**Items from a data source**
__________
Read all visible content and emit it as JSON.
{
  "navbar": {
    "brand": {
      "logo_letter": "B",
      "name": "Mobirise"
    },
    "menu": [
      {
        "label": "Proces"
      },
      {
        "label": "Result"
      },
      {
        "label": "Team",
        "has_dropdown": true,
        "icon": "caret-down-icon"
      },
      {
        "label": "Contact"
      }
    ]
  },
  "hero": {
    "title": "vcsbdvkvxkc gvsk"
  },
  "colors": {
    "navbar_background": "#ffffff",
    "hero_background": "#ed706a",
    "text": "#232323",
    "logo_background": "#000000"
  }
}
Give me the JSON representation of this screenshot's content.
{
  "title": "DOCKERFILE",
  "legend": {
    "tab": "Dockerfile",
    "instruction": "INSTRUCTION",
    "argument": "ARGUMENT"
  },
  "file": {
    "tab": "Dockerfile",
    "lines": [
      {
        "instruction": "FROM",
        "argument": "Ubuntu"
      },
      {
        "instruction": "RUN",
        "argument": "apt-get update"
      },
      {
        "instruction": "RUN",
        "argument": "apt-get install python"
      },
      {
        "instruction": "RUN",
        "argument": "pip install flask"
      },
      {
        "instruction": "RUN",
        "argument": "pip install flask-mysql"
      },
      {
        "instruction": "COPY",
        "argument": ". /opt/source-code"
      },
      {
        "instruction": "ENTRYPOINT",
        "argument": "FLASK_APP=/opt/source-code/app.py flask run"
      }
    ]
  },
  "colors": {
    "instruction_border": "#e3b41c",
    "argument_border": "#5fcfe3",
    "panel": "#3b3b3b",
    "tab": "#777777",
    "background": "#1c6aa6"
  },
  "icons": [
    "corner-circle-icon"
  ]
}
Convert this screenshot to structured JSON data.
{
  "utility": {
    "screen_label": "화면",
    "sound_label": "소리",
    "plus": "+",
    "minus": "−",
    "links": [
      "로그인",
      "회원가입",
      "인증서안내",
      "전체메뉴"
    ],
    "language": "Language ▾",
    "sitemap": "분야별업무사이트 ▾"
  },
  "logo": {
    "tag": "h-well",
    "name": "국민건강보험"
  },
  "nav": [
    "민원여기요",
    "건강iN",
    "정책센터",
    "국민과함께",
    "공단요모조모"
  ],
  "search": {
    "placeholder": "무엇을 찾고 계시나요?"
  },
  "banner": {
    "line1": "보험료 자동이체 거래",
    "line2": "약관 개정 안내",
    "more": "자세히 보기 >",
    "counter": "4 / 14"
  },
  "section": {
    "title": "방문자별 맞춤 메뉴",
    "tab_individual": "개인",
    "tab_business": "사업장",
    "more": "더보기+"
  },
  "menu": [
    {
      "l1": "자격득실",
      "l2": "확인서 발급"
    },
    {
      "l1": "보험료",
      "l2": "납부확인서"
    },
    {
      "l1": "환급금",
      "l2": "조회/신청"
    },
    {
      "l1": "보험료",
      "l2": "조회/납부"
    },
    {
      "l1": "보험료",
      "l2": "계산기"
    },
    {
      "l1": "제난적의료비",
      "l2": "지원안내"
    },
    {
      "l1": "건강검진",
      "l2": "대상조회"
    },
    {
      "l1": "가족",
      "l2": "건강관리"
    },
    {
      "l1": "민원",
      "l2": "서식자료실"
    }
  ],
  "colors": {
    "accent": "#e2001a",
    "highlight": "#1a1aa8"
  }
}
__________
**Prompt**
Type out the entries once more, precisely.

**Output of the exercise**
Read all visible content and emit it as JSON.
{
  "navbar": {
    "brand": {
      "logo_letter": "B",
      "name": "Mobirise"
    },
    "menu": [
      {
        "label": "Proces"
      },
      {
        "label": "Result"
      },
      {
        "label": "Team",
        "has_dropdown": true,
        "icon": "caret-down-icon"
      },
      {
        "label": "Contact"
      }
    ]
  },
  "hero": {
    "title": "vcsbdvkvxkc gvsk"
  },
  "colors": {
    "navbar_background": "#ffffff",
    "hero_background": "#ed706a",
    "text": "#232323",
    "logo_background": "#000000"
  }
}
Give me the JSON representation of this screenshot's content.
{
  "title": "DOCKERFILE",
  "legend": {
    "tab": "Dockerfile",
    "instruction": "INSTRUCTION",
    "argument": "ARGUMENT"
  },
  "file": {
    "tab": "Dockerfile",
    "lines": [
      {
        "instruction": "FROM",
        "argument": "Ubuntu"
      },
      {
        "instruction": "RUN",
        "argument": "apt-get update"
      },
      {
        "instruction": "RUN",
        "argument": "apt-get install python"
      },
      {
        "instruction": "RUN",
        "argument": "pip install flask"
      },
      {
        "instruction": "RUN",
        "argument": "pip install flask-mysql"
      },
      {
        "instruction": "COPY",
        "argument": ". /opt/source-code"
      },
      {
        "instruction": "ENTRYPOINT",
        "argument": "FLASK_APP=/opt/source-code/app.py flask run"
      }
    ]
  },
  "colors": {
    "instruction_border": "#e3b41c",
    "argument_border": "#5fcfe3",
    "panel": "#3b3b3b",
    "tab": "#777777",
    "background": "#1c6aa6"
  },
  "icons": [
    "corner-circle-icon"
  ]
}
Convert this screenshot to structured JSON data.
{
  "utility": {
    "screen_label": "화면",
    "sound_label": "소리",
    "plus": "+",
    "minus": "−",
    "links": [
      "로그인",
      "회원가입",
      "인증서안내",
      "전체메뉴"
    ],
    "language": "Language ▾",
    "sitemap": "분야별업무사이트 ▾"
  },
  "logo": {
    "tag": "h-well",
    "name": "국민건강보험"
  },
  "nav": [
    "민원여기요",
    "건강iN",
    "정책센터",
    "국민과함께",
    "공단요모조모"
  ],
  "search": {
    "placeholder": "무엇을 찾고 계시나요?"
  },
  "banner": {
    "line1": "보험료 자동이체 거래",
    "line2": "약관 개정 안내",
    "more": "자세히 보기 >",
    "counter": "4 / 14"
  },
  "section": {
    "title": "방문자별 맞춤 메뉴",
    "tab_individual": "개인",
    "tab_business": "사업장",
    "more": "더보기+"
  },
  "menu": [
    {
      "l1": "자격득실",
      "l2": "확인서 발급"
    },
    {
      "l1": "보험료",
      "l2": "납부확인서"
    },
    {
      "l1": "환급금",
      "l2": "조회/신청"
    },
    {
      "l1": "보험료",
      "l2": "조회/납부"
    },
    {
      "l1": "보험료",
      "l2": "계산기"
    },
    {
      "l1": "제난적의료비",
      "l2": "지원안내"
    },
    {
      "l1": "건강검진",
      "l2": "대상조회"
    },
    {
      "l1": "가족",
      "l2": "건강관리"
    },
    {
      "l1": "민원",
      "l2": "서식자료실"
    }
  ],
  "colors": {
    "accent": "#e2001a",
    "highlight": "#1a1aa8"
  }
}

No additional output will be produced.